### REQUIRED ACTION
Restate the data below, keeping every line the same.

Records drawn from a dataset
▬▬▬
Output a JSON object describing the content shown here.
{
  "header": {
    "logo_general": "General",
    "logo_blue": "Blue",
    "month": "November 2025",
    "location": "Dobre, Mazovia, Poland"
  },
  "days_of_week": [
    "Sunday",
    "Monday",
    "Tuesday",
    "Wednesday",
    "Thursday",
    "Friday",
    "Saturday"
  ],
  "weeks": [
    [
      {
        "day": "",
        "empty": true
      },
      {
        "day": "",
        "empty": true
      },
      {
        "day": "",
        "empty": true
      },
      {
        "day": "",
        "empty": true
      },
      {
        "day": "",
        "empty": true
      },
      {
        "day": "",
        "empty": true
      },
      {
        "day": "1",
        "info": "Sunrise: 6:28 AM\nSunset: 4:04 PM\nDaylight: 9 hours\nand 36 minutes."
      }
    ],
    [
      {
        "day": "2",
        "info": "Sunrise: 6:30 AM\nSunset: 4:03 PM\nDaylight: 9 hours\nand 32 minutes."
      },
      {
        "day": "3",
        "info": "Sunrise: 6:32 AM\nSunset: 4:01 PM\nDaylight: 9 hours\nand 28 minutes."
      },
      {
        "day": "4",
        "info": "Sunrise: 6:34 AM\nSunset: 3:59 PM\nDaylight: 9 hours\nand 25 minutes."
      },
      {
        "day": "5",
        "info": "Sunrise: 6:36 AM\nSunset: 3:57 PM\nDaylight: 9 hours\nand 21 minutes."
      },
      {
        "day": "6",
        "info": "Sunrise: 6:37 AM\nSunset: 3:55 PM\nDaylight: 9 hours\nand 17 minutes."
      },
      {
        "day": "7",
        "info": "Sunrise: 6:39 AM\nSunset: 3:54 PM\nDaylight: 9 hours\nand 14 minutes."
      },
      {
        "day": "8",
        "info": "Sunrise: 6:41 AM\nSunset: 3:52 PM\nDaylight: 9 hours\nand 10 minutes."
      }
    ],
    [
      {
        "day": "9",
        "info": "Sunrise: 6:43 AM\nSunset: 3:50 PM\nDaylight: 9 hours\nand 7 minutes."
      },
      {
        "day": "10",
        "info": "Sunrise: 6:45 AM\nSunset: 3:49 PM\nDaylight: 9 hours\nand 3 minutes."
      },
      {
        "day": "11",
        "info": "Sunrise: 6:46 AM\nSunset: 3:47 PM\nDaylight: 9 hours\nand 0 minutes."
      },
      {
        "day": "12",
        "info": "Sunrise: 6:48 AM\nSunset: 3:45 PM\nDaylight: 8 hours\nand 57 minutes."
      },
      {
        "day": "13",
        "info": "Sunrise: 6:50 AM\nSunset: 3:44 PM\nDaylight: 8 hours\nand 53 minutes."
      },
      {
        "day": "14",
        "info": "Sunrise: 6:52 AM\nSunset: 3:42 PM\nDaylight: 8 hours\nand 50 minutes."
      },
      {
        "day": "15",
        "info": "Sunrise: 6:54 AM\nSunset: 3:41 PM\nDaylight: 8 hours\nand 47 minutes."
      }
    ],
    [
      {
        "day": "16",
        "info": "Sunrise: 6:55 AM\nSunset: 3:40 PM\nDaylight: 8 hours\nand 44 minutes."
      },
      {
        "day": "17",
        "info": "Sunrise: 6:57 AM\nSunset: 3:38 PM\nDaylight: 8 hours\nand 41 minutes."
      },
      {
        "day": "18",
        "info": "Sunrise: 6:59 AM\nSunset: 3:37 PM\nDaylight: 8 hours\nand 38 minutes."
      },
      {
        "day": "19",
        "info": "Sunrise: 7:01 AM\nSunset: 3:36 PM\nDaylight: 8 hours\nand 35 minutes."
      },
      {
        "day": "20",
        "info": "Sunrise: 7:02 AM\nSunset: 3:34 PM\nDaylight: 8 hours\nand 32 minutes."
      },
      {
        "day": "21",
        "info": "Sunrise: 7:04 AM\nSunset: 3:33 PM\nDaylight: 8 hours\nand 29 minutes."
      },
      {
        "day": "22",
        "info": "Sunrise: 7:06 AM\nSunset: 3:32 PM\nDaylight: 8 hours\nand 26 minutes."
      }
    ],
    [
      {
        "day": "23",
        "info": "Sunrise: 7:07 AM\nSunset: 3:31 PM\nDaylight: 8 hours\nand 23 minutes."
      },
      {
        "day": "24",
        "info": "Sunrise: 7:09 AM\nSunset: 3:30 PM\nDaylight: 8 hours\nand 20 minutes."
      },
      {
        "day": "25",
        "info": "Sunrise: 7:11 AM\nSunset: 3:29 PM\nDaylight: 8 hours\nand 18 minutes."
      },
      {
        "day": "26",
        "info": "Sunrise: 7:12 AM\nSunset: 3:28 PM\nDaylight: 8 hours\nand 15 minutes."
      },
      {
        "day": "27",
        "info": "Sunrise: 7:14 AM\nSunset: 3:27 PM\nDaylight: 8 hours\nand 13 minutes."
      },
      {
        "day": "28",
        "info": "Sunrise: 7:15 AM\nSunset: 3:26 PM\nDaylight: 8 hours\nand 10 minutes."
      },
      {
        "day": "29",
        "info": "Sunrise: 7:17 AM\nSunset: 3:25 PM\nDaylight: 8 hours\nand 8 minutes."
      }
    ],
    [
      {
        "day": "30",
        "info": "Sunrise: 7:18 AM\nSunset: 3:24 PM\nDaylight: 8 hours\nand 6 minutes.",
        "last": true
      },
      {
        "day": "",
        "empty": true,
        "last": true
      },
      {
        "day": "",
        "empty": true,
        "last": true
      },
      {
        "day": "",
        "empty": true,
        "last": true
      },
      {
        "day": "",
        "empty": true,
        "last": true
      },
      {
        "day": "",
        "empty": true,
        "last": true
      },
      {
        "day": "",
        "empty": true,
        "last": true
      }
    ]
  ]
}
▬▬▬
### REPLY
Output a JSON object describing the content shown here.
{
  "header": {
    "logo_general": "General",
    "logo_blue": "Blue",
    "month": "November 2025",
    "location": "Dobre, Mazovia, Poland"
  },
  "days_of_week": [
    "Sunday",
    "Monday",
    "Tuesday",
    "Wednesday",
    "Thursday",
    "Friday",
    "Saturday"
  ],
  "weeks": [
    [
      {
        "day": "",
        "empty": true
      },
      {
        "day": "",
        "empty": true
      },
      {
        "day": "",
        "empty": true
      },
      {
        "day": "",
        "empty": true
      },
      {
        "day": "",
        "empty": true
      },
      {
        "day": "",
        "empty": true
      },
      {
        "day": "1",
        "info": "Sunrise: 6:28 AM\nSunset: 4:04 PM\nDaylight: 9 hours\nand 36 minutes."
      }
    ],
    [
      {
        "day": "2",
        "info": "Sunrise: 6:30 AM\nSunset: 4:03 PM\nDaylight: 9 hours\nand 32 minutes."
      },
      {
        "day": "3",
        "info": "Sunrise: 6:32 AM\nSunset: 4:01 PM\nDaylight: 9 hours\nand 28 minutes."
      },
      {
        "day": "4",
        "info": "Sunrise: 6:34 AM\nSunset: 3:59 PM\nDaylight: 9 hours\nand 25 minutes."
      },
      {
        "day": "5",
        "info": "Sunrise: 6:36 AM\nSunset: 3:57 PM\nDaylight: 9 hours\nand 21 minutes."
      },
      {
        "day": "6",
        "info": "Sunrise: 6:37 AM\nSunset: 3:55 PM\nDaylight: 9 hours\nand 17 minutes."
      },
      {
        "day": "7",
        "info": "Sunrise: 6:39 AM\nSunset: 3:54 PM\nDaylight: 9 hours\nand 14 minutes."
      },
      {
        "day": "8",
        "info": "Sunrise: 6:41 AM\nSunset: 3:52 PM\nDaylight: 9 hours\nand 10 minutes."
      }
    ],
    [
      {
        "day": "9",
        "info": "Sunrise: 6:43 AM\nSunset: 3:50 PM\nDaylight: 9 hours\nand 7 minutes."
      },
      {
        "day": "10",
        "info": "Sunrise: 6:45 AM\nSunset: 3:49 PM\nDaylight: 9 hours\nand 3 minutes."
      },
      {
        "day": "11",
        "info": "Sunrise: 6:46 AM\nSunset: 3:47 PM\nDaylight: 9 hours\nand 0 minutes."
      },
      {
        "day": "12",
        "info": "Sunrise: 6:48 AM\nSunset: 3:45 PM\nDaylight: 8 hours\nand 57 minutes."
      },
      {
        "day": "13",
        "info": "Sunrise: 6:50 AM\nSunset: 3:44 PM\nDaylight: 8 hours\nand 53 minutes."
      },
      {
        "day": "14",
        "info": "Sunrise: 6:52 AM\nSunset: 3:42 PM\nDaylight: 8 hours\nand 50 minutes."
      },
      {
        "day": "15",
        "info": "Sunrise: 6:54 AM\nSunset: 3:41 PM\nDaylight: 8 hours\nand 47 minutes."
      }
    ],
    [
      {
        "day": "16",
        "info": "Sunrise: 6:55 AM\nSunset: 3:40 PM\nDaylight: 8 hours\nand 44 minutes."
      },
      {
        "day": "17",
        "info": "Sunrise: 6:57 AM\nSunset: 3:38 PM\nDaylight: 8 hours\nand 41 minutes."
      },
      {
        "day": "18",
        "info": "Sunrise: 6:59 AM\nSunset: 3:37 PM\nDaylight: 8 hours\nand 38 minutes."
      },
      {
        "day": "19",
        "info": "Sunrise: 7:01 AM\nSunset: 3:36 PM\nDaylight: 8 hours\nand 35 minutes."
      },
      {
        "day": "20",
        "info": "Sunrise: 7:02 AM\nSunset: 3:34 PM\nDaylight: 8 hours\nand 32 minutes."
      },
      {
        "day": "21",
        "info": "Sunrise: 7:04 AM\nSunset: 3:33 PM\nDaylight: 8 hours\nand 29 minutes."
      },
      {
        "day": "22",
        "info": "Sunrise: 7:06 AM\nSunset: 3:32 PM\nDaylight: 8 hours\nand 26 minutes."
      }
    ],
    [
      {
        "day": "23",
        "info": "Sunrise: 7:07 AM\nSunset: 3:31 PM\nDaylight: 8 hours\nand 23 minutes."
      },
      {
        "day": "24",
        "info": "Sunrise: 7:09 AM\nSunset: 3:30 PM\nDaylight: 8 hours\nand 20 minutes."
      },
      {
        "day": "25",
        "info": "Sunrise: 7:11 AM\nSunset: 3:29 PM\nDaylight: 8 hours\nand 18 minutes."
      },
      {
        "day": "26",
        "info": "Sunrise: 7:12 AM\nSunset: 3:28 PM\nDaylight: 8 hours\nand 15 minutes."
      },
      {
        "day": "27",
        "info": "Sunrise: 7:14 AM\nSunset: 3:27 PM\nDaylight: 8 hours\nand 13 minutes."
      },
      {
        "day": "28",
        "info": "Sunrise: 7:15 AM\nSunset: 3:26 PM\nDaylight: 8 hours\nand 10 minutes."
      },
      {
        "day": "29",
        "info": "Sunrise: 7:17 AM\nSunset: 3:25 PM\nDaylight: 8 hours\nand 8 minutes."
      }
    ],
    [
      {
        "day": "30",
        "info": "Sunrise: 7:18 AM\nSunset: 3:24 PM\nDaylight: 8 hours\nand 6 minutes.",
        "last": true
      },
      {
        "day": "",
        "empty": true,
        "last": true
      },
      {
        "day": "",
        "empty": true,
        "last": true
      },
      {
        "day": "",
        "empty": true,
        "last": true
      },
      {
        "day": "",
        "empty": true,
        "last": true
      },
      {
        "day": "",
        "empty": true,
        "last": true
      },
      {
        "day": "",
        "empty": true,
        "last": true
      }
    ]
  ]
}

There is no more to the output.